[Stored data]
BEGIN

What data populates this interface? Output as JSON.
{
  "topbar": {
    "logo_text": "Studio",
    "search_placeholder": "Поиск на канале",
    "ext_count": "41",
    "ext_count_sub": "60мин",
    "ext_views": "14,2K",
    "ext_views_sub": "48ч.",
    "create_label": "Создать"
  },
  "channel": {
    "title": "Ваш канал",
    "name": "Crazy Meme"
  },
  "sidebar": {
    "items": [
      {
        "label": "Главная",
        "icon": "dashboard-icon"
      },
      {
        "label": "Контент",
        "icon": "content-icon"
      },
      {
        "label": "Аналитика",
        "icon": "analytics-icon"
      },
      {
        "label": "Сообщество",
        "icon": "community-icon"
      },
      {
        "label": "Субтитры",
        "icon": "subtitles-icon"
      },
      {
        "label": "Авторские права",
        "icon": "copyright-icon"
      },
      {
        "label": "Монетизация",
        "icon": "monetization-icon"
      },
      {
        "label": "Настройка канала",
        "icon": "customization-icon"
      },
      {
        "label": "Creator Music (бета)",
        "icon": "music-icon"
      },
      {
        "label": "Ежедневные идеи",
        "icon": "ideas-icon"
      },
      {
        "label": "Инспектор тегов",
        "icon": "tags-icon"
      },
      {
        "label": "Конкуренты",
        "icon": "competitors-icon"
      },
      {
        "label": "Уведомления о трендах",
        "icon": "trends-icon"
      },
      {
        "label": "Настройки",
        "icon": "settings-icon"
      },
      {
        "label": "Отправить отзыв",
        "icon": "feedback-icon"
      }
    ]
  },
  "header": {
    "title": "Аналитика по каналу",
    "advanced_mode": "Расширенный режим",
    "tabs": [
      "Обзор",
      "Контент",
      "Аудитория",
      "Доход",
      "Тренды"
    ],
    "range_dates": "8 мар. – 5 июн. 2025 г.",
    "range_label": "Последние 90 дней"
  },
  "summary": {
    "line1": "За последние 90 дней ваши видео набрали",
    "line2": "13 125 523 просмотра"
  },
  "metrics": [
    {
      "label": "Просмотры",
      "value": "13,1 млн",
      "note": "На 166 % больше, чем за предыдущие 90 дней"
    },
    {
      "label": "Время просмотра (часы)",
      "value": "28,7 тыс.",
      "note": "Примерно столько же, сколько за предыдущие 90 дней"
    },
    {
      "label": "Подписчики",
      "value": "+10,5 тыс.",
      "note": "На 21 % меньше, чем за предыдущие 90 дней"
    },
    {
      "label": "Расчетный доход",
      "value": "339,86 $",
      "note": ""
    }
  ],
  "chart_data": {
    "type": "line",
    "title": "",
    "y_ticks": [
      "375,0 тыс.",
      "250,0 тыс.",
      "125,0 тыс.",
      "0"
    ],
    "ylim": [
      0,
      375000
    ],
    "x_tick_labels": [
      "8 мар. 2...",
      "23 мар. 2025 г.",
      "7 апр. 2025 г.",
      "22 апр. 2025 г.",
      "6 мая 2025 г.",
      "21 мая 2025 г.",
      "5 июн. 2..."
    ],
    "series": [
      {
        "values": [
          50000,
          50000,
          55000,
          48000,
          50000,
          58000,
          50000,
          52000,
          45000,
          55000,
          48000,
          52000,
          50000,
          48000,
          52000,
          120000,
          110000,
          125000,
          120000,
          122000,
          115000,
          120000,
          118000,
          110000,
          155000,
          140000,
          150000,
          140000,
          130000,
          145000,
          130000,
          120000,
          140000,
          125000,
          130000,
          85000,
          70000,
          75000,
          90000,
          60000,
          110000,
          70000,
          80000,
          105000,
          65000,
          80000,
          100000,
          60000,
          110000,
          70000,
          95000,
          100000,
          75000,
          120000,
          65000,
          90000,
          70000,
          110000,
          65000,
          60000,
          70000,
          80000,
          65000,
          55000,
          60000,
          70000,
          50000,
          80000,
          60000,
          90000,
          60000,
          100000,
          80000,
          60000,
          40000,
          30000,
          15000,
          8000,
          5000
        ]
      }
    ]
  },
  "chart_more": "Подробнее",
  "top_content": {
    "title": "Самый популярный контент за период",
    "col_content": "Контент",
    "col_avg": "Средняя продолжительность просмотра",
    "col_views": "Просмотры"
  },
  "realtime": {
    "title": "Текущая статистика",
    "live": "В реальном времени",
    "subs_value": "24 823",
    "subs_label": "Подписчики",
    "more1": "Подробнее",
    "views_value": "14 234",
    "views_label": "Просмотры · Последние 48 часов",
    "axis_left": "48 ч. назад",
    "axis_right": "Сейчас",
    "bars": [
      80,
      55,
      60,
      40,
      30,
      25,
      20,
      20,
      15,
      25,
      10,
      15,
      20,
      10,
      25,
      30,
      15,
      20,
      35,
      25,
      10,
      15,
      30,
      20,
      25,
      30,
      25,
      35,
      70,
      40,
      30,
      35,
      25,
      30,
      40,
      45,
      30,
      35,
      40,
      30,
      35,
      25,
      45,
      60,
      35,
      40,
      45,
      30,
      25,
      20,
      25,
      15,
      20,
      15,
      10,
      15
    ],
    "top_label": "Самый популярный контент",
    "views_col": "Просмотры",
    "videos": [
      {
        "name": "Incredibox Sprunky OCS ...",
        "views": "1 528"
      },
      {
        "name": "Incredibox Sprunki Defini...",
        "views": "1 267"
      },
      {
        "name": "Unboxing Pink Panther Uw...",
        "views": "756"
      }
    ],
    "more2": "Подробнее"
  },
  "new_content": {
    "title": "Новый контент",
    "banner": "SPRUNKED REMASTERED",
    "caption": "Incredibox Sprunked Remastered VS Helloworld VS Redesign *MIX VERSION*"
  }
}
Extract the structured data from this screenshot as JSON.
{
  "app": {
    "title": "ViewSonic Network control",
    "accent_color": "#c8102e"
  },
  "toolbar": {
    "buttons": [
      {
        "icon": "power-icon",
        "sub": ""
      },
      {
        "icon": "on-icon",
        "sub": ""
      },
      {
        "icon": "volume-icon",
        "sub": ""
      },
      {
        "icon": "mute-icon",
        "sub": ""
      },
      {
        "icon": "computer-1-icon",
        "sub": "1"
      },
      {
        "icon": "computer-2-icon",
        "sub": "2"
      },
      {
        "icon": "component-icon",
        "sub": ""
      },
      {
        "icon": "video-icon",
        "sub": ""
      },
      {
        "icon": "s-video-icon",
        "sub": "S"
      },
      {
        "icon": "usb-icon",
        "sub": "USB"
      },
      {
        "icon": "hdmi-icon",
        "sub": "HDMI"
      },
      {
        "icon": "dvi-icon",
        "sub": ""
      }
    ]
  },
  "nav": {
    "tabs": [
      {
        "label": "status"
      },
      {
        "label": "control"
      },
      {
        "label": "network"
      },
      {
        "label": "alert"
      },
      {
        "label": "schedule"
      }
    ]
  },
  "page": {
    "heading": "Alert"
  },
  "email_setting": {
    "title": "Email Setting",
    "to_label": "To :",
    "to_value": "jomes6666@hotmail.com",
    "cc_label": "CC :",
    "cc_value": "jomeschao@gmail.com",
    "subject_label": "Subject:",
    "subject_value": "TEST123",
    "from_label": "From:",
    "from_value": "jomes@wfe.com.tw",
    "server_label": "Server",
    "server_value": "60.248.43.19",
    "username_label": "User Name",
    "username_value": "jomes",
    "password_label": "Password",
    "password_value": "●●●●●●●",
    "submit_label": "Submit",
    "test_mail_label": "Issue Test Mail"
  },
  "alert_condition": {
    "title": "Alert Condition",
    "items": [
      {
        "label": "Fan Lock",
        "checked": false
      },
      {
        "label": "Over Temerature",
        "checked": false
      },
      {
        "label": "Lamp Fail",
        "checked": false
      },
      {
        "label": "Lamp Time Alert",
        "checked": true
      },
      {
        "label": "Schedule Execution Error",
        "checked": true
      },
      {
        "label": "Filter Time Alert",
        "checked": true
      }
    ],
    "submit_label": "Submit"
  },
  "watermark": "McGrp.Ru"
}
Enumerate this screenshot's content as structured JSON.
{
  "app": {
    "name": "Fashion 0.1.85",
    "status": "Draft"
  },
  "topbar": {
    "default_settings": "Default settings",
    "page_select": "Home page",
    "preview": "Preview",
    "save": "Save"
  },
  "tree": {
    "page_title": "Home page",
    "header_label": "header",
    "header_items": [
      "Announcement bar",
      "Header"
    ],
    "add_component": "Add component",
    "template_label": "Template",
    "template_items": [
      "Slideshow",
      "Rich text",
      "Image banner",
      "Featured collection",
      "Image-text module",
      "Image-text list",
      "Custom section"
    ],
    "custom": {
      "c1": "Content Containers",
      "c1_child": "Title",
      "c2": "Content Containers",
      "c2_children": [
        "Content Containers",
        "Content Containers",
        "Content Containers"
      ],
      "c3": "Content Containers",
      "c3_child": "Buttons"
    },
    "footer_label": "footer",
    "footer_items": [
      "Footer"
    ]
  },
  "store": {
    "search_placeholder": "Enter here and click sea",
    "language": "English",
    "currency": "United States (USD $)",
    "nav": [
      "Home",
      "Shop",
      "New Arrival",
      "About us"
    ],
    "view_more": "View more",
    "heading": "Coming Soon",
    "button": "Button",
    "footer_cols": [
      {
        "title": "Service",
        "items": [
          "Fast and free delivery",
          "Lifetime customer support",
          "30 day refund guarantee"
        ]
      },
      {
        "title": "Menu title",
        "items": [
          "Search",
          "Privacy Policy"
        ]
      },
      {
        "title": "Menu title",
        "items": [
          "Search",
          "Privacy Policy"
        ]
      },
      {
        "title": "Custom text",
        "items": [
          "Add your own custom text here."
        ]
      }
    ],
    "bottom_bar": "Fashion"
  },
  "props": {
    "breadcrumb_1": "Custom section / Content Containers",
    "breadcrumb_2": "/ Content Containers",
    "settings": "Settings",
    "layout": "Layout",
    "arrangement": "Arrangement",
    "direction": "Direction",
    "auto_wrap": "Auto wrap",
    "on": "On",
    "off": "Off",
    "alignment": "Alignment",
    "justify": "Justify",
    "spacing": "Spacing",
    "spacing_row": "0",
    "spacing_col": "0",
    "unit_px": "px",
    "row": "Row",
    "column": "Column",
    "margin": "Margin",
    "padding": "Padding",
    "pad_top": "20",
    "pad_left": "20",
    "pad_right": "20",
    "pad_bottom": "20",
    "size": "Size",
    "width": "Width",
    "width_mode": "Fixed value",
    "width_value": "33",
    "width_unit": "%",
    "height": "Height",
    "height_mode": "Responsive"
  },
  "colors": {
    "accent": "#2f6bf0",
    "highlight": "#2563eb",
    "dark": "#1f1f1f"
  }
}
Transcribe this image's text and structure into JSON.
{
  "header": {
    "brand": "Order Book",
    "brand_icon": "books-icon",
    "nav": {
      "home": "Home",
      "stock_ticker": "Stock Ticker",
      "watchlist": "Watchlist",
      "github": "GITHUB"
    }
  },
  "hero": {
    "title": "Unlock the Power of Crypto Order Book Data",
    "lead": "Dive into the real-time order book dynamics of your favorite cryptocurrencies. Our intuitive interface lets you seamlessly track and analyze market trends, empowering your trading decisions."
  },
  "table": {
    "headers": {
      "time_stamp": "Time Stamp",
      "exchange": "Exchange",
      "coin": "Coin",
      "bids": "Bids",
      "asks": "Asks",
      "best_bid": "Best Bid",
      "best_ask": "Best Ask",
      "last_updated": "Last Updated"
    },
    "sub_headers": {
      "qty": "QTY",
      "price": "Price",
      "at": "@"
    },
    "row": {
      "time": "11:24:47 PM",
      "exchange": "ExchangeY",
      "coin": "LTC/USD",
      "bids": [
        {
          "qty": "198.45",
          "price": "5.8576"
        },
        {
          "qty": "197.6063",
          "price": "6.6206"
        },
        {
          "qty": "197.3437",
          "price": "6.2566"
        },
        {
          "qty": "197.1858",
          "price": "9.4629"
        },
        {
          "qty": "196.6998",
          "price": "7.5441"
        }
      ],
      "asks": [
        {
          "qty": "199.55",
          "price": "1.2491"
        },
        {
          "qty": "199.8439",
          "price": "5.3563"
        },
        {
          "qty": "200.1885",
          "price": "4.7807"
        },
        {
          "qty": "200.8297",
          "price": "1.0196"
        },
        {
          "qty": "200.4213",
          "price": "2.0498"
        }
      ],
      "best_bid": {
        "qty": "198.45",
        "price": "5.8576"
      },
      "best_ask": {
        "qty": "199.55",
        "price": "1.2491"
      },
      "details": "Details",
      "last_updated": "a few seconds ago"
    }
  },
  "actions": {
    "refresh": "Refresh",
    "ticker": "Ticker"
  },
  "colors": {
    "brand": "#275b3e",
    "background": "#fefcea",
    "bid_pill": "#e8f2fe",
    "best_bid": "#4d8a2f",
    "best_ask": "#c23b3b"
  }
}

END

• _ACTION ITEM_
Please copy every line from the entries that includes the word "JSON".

• _PROBLEM SOLUTION_
What data populates this interface? Output as JSON.
Extract the structured data from this screenshot as JSON.
Enumerate this screenshot's content as structured JSON.
Transcribe this image's text and structure into JSON.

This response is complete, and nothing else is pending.